### WHAT YOU HAVE TO DO
Some lines of the records below include the word "kind". Report how many, and write nothing besides the number.

[Data records for software interfaces]
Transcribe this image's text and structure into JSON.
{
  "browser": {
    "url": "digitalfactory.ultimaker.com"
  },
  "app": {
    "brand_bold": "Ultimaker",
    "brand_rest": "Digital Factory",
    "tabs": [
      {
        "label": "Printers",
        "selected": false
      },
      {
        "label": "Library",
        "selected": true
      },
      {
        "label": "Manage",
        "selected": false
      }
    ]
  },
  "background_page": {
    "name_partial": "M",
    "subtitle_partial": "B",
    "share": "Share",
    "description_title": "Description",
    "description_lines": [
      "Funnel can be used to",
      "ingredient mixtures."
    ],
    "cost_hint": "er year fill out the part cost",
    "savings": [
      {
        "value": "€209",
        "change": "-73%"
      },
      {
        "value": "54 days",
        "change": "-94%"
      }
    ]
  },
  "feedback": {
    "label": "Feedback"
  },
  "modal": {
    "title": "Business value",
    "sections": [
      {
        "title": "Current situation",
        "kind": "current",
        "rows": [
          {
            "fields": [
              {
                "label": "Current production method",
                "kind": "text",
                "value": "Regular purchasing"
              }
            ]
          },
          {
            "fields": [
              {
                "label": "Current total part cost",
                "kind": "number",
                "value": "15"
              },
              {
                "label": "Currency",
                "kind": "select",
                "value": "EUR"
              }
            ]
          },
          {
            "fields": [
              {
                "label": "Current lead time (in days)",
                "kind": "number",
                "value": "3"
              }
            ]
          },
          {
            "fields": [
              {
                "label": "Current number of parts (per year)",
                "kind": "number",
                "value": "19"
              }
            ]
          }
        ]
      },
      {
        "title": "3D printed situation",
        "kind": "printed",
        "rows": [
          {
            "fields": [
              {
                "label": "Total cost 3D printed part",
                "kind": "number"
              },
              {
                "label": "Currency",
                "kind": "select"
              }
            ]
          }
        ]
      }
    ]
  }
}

### ANSWER FOR THE TASK
9